### Task goal
Return every record below exactly as given, images excluded.

### Records
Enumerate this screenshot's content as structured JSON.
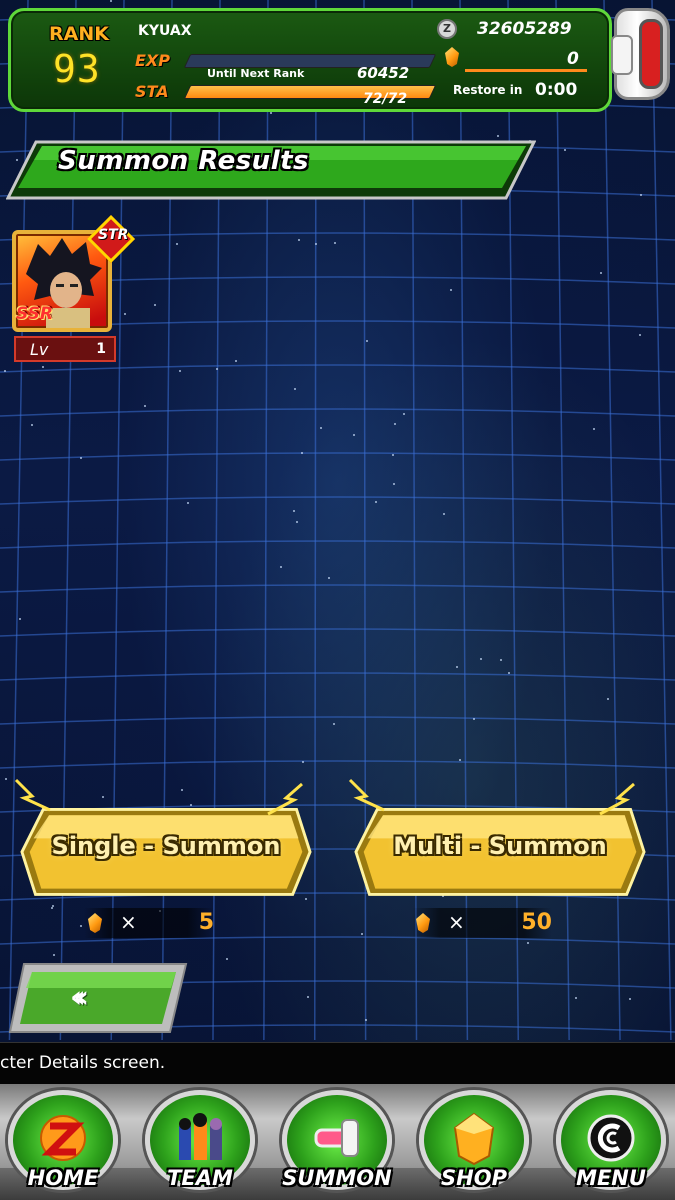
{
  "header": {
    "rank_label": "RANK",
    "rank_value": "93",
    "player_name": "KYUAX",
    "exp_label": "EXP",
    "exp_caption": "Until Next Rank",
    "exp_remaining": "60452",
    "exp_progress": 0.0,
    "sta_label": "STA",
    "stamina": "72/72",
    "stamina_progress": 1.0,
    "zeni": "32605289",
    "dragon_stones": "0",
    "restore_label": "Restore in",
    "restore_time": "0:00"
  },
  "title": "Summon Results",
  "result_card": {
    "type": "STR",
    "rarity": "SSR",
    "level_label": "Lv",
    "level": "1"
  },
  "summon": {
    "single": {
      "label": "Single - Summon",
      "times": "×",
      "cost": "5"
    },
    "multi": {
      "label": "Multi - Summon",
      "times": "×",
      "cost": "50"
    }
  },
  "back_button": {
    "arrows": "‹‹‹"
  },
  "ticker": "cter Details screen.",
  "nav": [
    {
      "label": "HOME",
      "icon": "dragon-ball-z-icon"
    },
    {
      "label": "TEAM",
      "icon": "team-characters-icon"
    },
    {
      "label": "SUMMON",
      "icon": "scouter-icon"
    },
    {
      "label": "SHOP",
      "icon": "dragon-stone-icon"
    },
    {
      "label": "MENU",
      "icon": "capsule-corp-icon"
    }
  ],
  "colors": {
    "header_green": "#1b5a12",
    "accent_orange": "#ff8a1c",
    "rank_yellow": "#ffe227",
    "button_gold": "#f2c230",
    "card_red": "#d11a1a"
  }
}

### Answer
Enumerate this screenshot's content as structured JSON.
{
  "header": {
    "rank_label": "RANK",
    "rank_value": "93",
    "player_name": "KYUAX",
    "exp_label": "EXP",
    "exp_caption": "Until Next Rank",
    "exp_remaining": "60452",
    "exp_progress": 0.0,
    "sta_label": "STA",
    "stamina": "72/72",
    "stamina_progress": 1.0,
    "zeni": "32605289",
    "dragon_stones": "0",
    "restore_label": "Restore in",
    "restore_time": "0:00"
  },
  "title": "Summon Results",
  "result_card": {
    "type": "STR",
    "rarity": "SSR",
    "level_label": "Lv",
    "level": "1"
  },
  "summon": {
    "single": {
      "label": "Single - Summon",
      "times": "×",
      "cost": "5"
    },
    "multi": {
      "label": "Multi - Summon",
      "times": "×",
      "cost": "50"
    }
  },
  "back_button": {
    "arrows": "‹‹‹"
  },
  "ticker": "cter Details screen.",
  "nav": [
    {
      "label": "HOME",
      "icon": "dragon-ball-z-icon"
    },
    {
      "label": "TEAM",
      "icon": "team-characters-icon"
    },
    {
      "label": "SUMMON",
      "icon": "scouter-icon"
    },
    {
      "label": "SHOP",
      "icon": "dragon-stone-icon"
    },
    {
      "label": "MENU",
      "icon": "capsule-corp-icon"
    }
  ],
  "colors": {
    "header_green": "#1b5a12",
    "accent_orange": "#ff8a1c",
    "rank_yellow": "#ffe227",
    "button_gold": "#f2c230",
    "card_red": "#d11a1a"
  }
}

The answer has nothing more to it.